What to do —
In the listing below, how many lines include "icon"? Give the number and no other text.

Records provided —
=-=-=

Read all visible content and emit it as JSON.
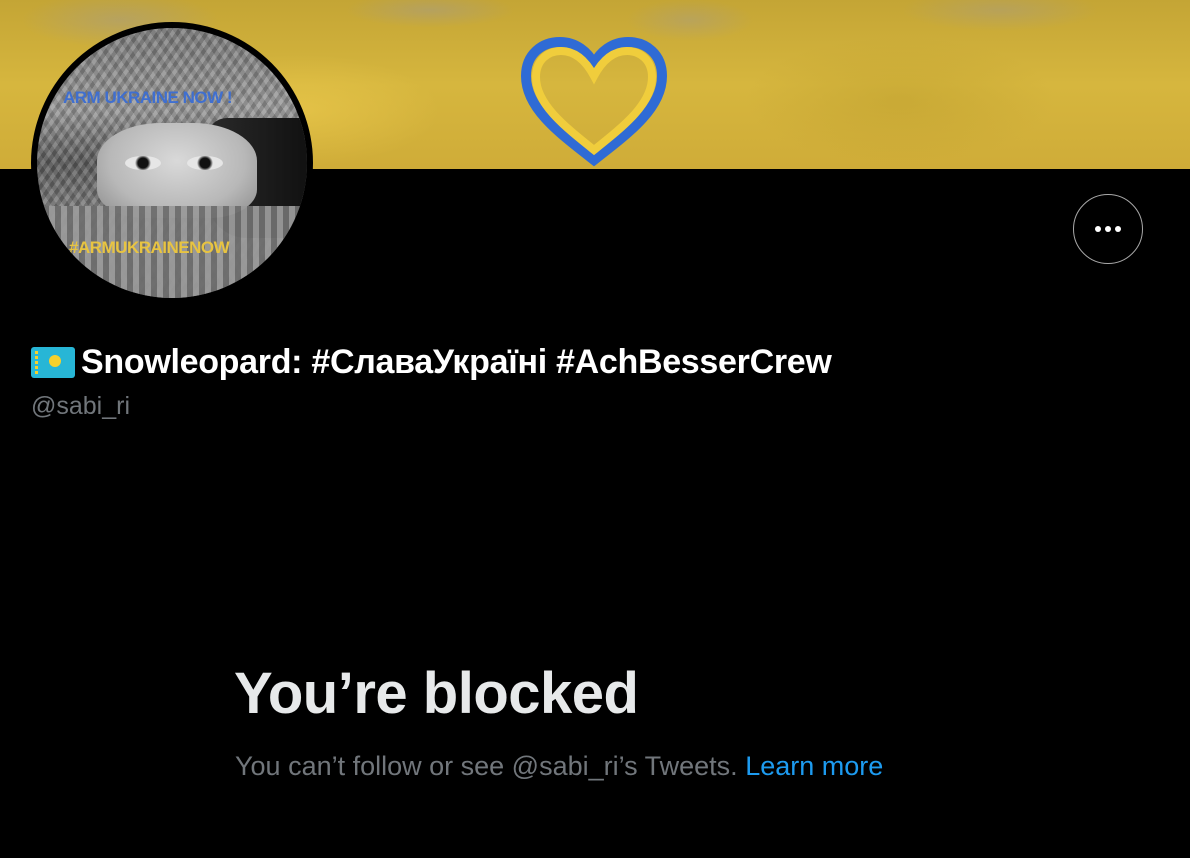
{
  "banner": {
    "colors": {
      "yellow": "#d4b43d",
      "heart_blue": "#2f6bd5",
      "heart_yellow": "#f0cd3c"
    },
    "heart_icon": "ukraine-heart-icon"
  },
  "avatar": {
    "top_text": "ARM UKRAINE NOW !",
    "bottom_text": "#ARMUKRAINENOW"
  },
  "more_button": {
    "icon": "more-horizontal-icon"
  },
  "profile": {
    "flag_icon": "kazakhstan-flag-icon",
    "display_name": "Snowleopard: #СлаваУкраїні #AchBesserCrew",
    "handle": "@sabi_ri"
  },
  "blocked": {
    "title": "You’re blocked",
    "description": "You can’t follow or see @sabi_ri’s Tweets.",
    "link_label": "Learn more"
  },
  "colors": {
    "background": "#000000",
    "text": "#e7e9ea",
    "secondary": "#71767b",
    "link": "#1d9bf0"
  }
}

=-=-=

Answer to this task —
3